Recently an Ayeka participant expressed outrage over the world’s reaction and media coverage to the horrors of October 7th.
He lamented: “How can the world so easily ignore, forgive or condone what Hamas did to us on October 7?? It is utterly bewildering and breaks my heart. It infuriates me. I want to scream to the world, ‘Have you gone completely mad?’ I want to change the entire world’s opinion of us and our situation. What can I do to fight this madness, to stop it and eliminate it”.
In addition to absorbing and mourning the horror and brutality of October 7th, the dread for the hostages, and the escalating episodes of world-wide antisemitism, we find ourselves drowning in global and local anti-Israel and anti-Jewish messages. We are suffering from a moral inversion and blindness to the plight of our people and our need to defend ourselves.
The headlines make us feel powerless. What should we do with our exasperation? What could guide our response?
Over 100 years ago, Rav Kook addressed this exact frustration:
A person should focus on what he/she is actually able to fix and not neglect that for a moment.

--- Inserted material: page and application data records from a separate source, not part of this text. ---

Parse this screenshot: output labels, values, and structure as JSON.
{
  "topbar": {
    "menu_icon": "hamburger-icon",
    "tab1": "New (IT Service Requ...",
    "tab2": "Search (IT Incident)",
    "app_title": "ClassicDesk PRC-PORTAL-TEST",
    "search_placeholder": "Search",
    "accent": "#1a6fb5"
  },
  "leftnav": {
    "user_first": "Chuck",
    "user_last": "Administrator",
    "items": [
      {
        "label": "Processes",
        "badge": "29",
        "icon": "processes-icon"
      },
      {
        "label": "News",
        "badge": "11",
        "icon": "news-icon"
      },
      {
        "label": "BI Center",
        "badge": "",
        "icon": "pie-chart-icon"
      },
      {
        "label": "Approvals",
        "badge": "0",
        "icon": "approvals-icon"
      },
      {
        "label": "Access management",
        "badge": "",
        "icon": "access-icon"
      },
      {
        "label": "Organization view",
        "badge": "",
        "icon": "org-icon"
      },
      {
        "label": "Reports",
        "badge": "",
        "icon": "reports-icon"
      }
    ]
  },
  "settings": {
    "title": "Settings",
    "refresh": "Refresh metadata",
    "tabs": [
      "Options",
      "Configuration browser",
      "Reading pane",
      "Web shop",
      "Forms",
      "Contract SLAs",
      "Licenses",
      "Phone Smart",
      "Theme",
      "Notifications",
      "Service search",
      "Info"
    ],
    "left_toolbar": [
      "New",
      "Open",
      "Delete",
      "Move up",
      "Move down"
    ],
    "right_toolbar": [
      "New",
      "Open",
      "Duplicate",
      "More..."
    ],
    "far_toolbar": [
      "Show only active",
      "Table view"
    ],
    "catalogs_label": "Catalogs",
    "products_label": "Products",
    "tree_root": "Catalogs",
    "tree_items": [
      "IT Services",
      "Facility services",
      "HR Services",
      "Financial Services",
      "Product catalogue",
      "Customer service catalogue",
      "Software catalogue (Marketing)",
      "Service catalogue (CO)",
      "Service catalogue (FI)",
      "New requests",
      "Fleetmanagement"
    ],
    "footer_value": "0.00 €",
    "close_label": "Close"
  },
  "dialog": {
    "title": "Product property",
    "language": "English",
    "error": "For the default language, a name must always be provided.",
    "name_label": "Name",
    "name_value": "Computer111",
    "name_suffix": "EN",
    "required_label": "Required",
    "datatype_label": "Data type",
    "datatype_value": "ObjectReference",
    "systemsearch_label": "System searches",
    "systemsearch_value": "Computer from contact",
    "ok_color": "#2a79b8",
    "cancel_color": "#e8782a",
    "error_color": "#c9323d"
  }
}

And whatever is beyond one’s ability to change, one should not incessantly ‘knock one’s head against the wall’ to try to change it. Rather, stifle this heartache and concentrate on whatever one can actually do to help the situation. (Shemoneh Kvatzim 3:360)
Often, I find myself drained and anxious. I have dented countless walls with my head. It is a struggle to get out of bed in the morning and face what our world has become.
The wisdom of Rav Kook helps. It reminds me to focus not on what I cannot do, but on whatever I can do. It inspires me to clarify whatever concrete steps I can take. How can I reach out and help someone; who needs me now? Family? Friends? Jewish community? Physical acts? Tzedaka? We have no idea how far the vibrations of even small acts of kindness can reverberate in the universe.
I continually remind myself and my kids that the only thing in life we are in control of is our attitude.
Contrary to what we may often feel, we, you and I, are not powerless. We can control our attitude. We can redirect our disappointment, anger, and rage to deepen our determination to do acts which have an impact. Becoming exasperated with world opinion only depletes us. We need to let it go (or at least contain it) and focus on what we can control. In our limited circles of power, there is still a lot we can do.
We need to let go of what we cannot control and continue to focus on whatever we can do – to bring light and healing and hope to ourselves individually and to the Jewish People and world as a whole.
(Inspired by David Kahn)